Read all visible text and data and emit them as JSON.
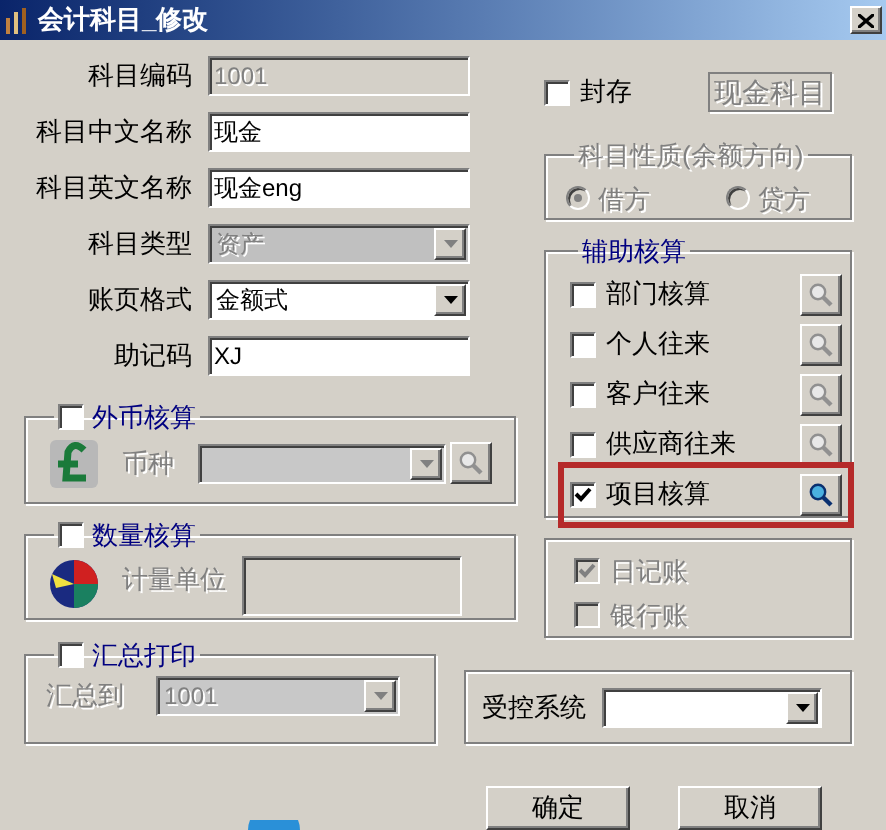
{
  "window": {
    "title": "会计科目_修改"
  },
  "fields": [
    {
      "label": "科目编码",
      "kind": "text",
      "value": "1001",
      "disabled": true
    },
    {
      "label": "科目中文名称",
      "kind": "text",
      "value": "现金",
      "disabled": false
    },
    {
      "label": "科目英文名称",
      "kind": "text",
      "value": "现金eng",
      "disabled": false
    },
    {
      "label": "科目类型",
      "kind": "dropdown",
      "value": "资产",
      "disabled": true
    },
    {
      "label": "账页格式",
      "kind": "dropdown",
      "value": "金额式",
      "disabled": false
    },
    {
      "label": "助记码",
      "kind": "text",
      "value": "XJ",
      "disabled": false
    }
  ],
  "foreign_currency": {
    "label": "外币核算",
    "checked": false,
    "field_label": "币种"
  },
  "quantity": {
    "label": "数量核算",
    "checked": false,
    "field_label": "计量单位"
  },
  "summary_print": {
    "label": "汇总打印",
    "checked": false,
    "field_label": "汇总到",
    "value": "1001"
  },
  "sealed": {
    "label": "封存",
    "checked": false
  },
  "category_field": {
    "value": "现金科目"
  },
  "balance_direction": {
    "title": "科目性质(余额方向)",
    "disabled": true,
    "options": [
      {
        "label": "借方",
        "selected": true
      },
      {
        "label": "贷方",
        "selected": false
      }
    ]
  },
  "auxiliary": {
    "title": "辅助核算",
    "items": [
      {
        "label": "部门核算",
        "checked": false,
        "highlighted": false
      },
      {
        "label": "个人往来",
        "checked": false,
        "highlighted": false
      },
      {
        "label": "客户往来",
        "checked": false,
        "highlighted": false
      },
      {
        "label": "供应商往来",
        "checked": false,
        "highlighted": false
      },
      {
        "label": "项目核算",
        "checked": true,
        "highlighted": true
      }
    ]
  },
  "books": {
    "disabled": true,
    "items": [
      {
        "label": "日记账",
        "checked": true
      },
      {
        "label": "银行账",
        "checked": false
      }
    ]
  },
  "controlled_system": {
    "label": "受控系统"
  },
  "buttons": [
    "确定",
    "取消"
  ]
}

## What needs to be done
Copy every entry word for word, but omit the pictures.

## Task answer
Read all visible text and data and emit them as JSON.
{
  "window": {
    "title": "会计科目_修改"
  },
  "fields": [
    {
      "label": "科目编码",
      "kind": "text",
      "value": "1001",
      "disabled": true
    },
    {
      "label": "科目中文名称",
      "kind": "text",
      "value": "现金",
      "disabled": false
    },
    {
      "label": "科目英文名称",
      "kind": "text",
      "value": "现金eng",
      "disabled": false
    },
    {
      "label": "科目类型",
      "kind": "dropdown",
      "value": "资产",
      "disabled": true
    },
    {
      "label": "账页格式",
      "kind": "dropdown",
      "value": "金额式",
      "disabled": false
    },
    {
      "label": "助记码",
      "kind": "text",
      "value": "XJ",
      "disabled": false
    }
  ],
  "foreign_currency": {
    "label": "外币核算",
    "checked": false,
    "field_label": "币种"
  },
  "quantity": {
    "label": "数量核算",
    "checked": false,
    "field_label": "计量单位"
  },
  "summary_print": {
    "label": "汇总打印",
    "checked": false,
    "field_label": "汇总到",
    "value": "1001"
  },
  "sealed": {
    "label": "封存",
    "checked": false
  },
  "category_field": {
    "value": "现金科目"
  },
  "balance_direction": {
    "title": "科目性质(余额方向)",
    "disabled": true,
    "options": [
      {
        "label": "借方",
        "selected": true
      },
      {
        "label": "贷方",
        "selected": false
      }
    ]
  },
  "auxiliary": {
    "title": "辅助核算",
    "items": [
      {
        "label": "部门核算",
        "checked": false,
        "highlighted": false
      },
      {
        "label": "个人往来",
        "checked": false,
        "highlighted": false
      },
      {
        "label": "客户往来",
        "checked": false,
        "highlighted": false
      },
      {
        "label": "供应商往来",
        "checked": false,
        "highlighted": false
      },
      {
        "label": "项目核算",
        "checked": true,
        "highlighted": true
      }
    ]
  },
  "books": {
    "disabled": true,
    "items": [
      {
        "label": "日记账",
        "checked": true
      },
      {
        "label": "银行账",
        "checked": false
      }
    ]
  },
  "controlled_system": {
    "label": "受控系统"
  },
  "buttons": [
    "确定",
    "取消"
  ]
}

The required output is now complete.